• 38. Example 2 (A Vacation Trip) A car travels 20.0 km due north and then 35.0 km in a direction 600 west of north. Find the magnitude and direction of the car’s resultant displacement. SOLUTIONSOLUTION
• 39. Solution The magnitude of R can be obtained using the law of cosines as in figure Since θ =1800 – 600 = 1200 and C2 = A2 + B2 – 2AB cos θ, we find that C = √A2 + B2 – 2AB cos θ C = √202 + 352 – 2(20)(35) cos 1200 C = 48.2 km C A B 60 θ β ContinueContinue
• 40. The direction of C measured from the northerly direction can be obtained from the sines law CB θβ sinsin = 629.0120sin 2.48 0.35 sinsin 0 === θβ C B β = 38.90 Therefore, the resultant displacement of the car is 48.2 km in direction 38.90 west of north
• 41. If one component of a vector is not zero, can its magnitude be zero?
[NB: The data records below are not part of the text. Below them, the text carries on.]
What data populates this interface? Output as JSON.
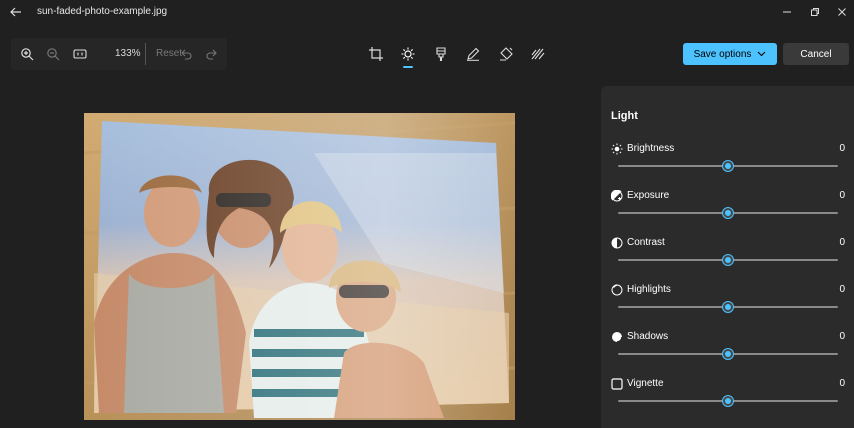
{
  "window": {
    "title": "sun-faded-photo-example.jpg"
  },
  "toolbar": {
    "zoom_level": "133%",
    "reset_label": "Reset"
  },
  "actions": {
    "save_label": "Save options",
    "cancel_label": "Cancel"
  },
  "tools": [
    {
      "name": "crop-icon",
      "active": false
    },
    {
      "name": "brightness-icon",
      "active": true
    },
    {
      "name": "filter-icon",
      "active": false
    },
    {
      "name": "markup-icon",
      "active": false
    },
    {
      "name": "erase-icon",
      "active": false
    },
    {
      "name": "background-icon",
      "active": false
    }
  ],
  "panel": {
    "title": "Light",
    "sliders": [
      {
        "label": "Brightness",
        "value": "0",
        "icon": "sun-icon",
        "level": 0.5
      },
      {
        "label": "Exposure",
        "value": "0",
        "icon": "exposure-icon",
        "level": 0.5
      },
      {
        "label": "Contrast",
        "value": "0",
        "icon": "contrast-icon",
        "level": 0.5
      },
      {
        "label": "Highlights",
        "value": "0",
        "icon": "highlights-icon",
        "level": 0.5
      },
      {
        "label": "Shadows",
        "value": "0",
        "icon": "shadows-icon",
        "level": 0.5
      },
      {
        "label": "Vignette",
        "value": "0",
        "icon": "vignette-icon",
        "level": 0.5
      }
    ]
  },
  "colors": {
    "accent": "#4cc2ff",
    "background": "#202020",
    "panel": "#2b2b2b"
  }
}
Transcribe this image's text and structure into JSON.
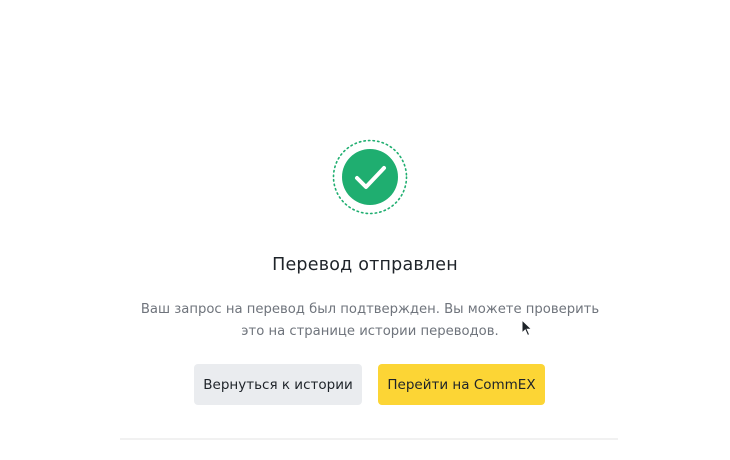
{
  "colors": {
    "success": "#1fae70",
    "primary_button": "#fcd535",
    "secondary_button": "#eaecef"
  },
  "icon": "check-circle-icon",
  "dialog": {
    "title": "Перевод отправлен",
    "description_line1": "Ваш запрос на перевод был подтвержден. Вы можете проверить",
    "description_line2": "это на странице истории переводов."
  },
  "buttons": {
    "back_label": "Вернуться к истории",
    "go_label": "Перейти на CommEX"
  }
}
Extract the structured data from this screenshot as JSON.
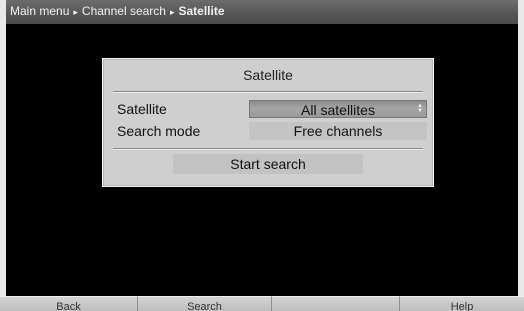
{
  "breadcrumb": {
    "items": [
      "Main menu",
      "Channel search",
      "Satellite"
    ],
    "separator": "▸"
  },
  "dialog": {
    "title": "Satellite",
    "rows": [
      {
        "label": "Satellite",
        "value": "All satellites",
        "state": "selected"
      },
      {
        "label": "Search mode",
        "value": "Free channels",
        "state": "normal"
      }
    ],
    "action": "Start search"
  },
  "function_keys": [
    {
      "label": "Back",
      "color": "red"
    },
    {
      "label": "Search",
      "color": "green"
    },
    {
      "label": "",
      "color": "yellow"
    },
    {
      "label": "Help",
      "color": "blue"
    }
  ],
  "colors": {
    "background": "#000000",
    "dialog": "#cfcfcf",
    "selected_field": "#9a9a9a",
    "header": "#555555"
  }
}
Explain. *Conceptual Example MORE EXAMPLEMORE EXAMPLE
• 42. Conceptual Example If A + B = 0, what can you say about the components of the two vectors? *
• 43. Example 1 Find the sum of two vectors A and B lying in the xy plane and given by A = 2.0i + 2.0j and B = 2.0i – 4.0j SOLUTIONSOLUTION
• 44. Solution Comparing the above expression for A with the general relation A = Axi + Ayj , we see that Ax= 2.0 and Ay= 2.0. Likewise, Bx= 2.0, and By= -4.0 Therefore, the resultant vector C is obtained by using Equation C = A + B + (2.0 + 2.0)i + (2.0 - 4.0)j = 4.0i -2.0j or Cx = 4.0 Cy = -2.0 The magnitude of C given by equation C = √Cx 2 + Cy 2 = √20 = 4.5 * Find the angle θ that C makes with the positive x axis Exercise
• 45. Example A particle undergoes three consecutive displacements d1 = (1.5i + 3.0j – 1.2k) cm, d2 = (2.3i – 1.4j – 3.6k) cm d3 = (-1.3i + 1.5j) cm. Find the component and its magnitude.
• 46. Solution R = d1 + d2 + d3 = (1.5 + 2.3 – 1.3)i + (3.0 – 1.4 + 1.5)j + (-1.2 – 3.6 + 0)k = (2.5i + 3.1j – 4.8k) cm That is, the resultant displacement has component Rx = 2.5 cm Ry = 3.1 cm and Rz = -4.8 cm Its magnitude is R = √ Rx 2 + Ry 2 + Rz 2 = 6. 2 cm
• 47. Example - 2D [headtotail] x1 x2 x1 + x2 (1, 0) (2, 2) x1 + x2 = (1, 0) + (2, 2) = (3, 2)
• 48. Example - 2D [tailtotail] x1 - x2? (x2) x1 x1 + x2x2 (1, 0) (2, 2) x1 + x2 = (1, 0) + (2, 2) = (3, 2)
• 49. Example of 2D (subtraction) (1, 0) (2, 2) x1 x2 x1 + x2
• 50. Example -2D for subtraction x1 -x2 x1 - x2 (1, 0) (2, 2) x1 - x2 = (1, 0) - (2, 2) = (-1, -2) x1 - x2 = x1 + (-x2)
• 51. Not given the components? 1 m 2√2 m 45o X1 = (1, 0) X2 = (x2E, x2N) = (2√2cos(45o ), 2√2sin(45o )) = (2, 2) x1 -x2 x1 - x2 2√2 m 1 m 45o Cosine rule: a2 =b2 + c2 - 2bccosA = 1 + 8 - 2√2(1/ √2) a = √5 m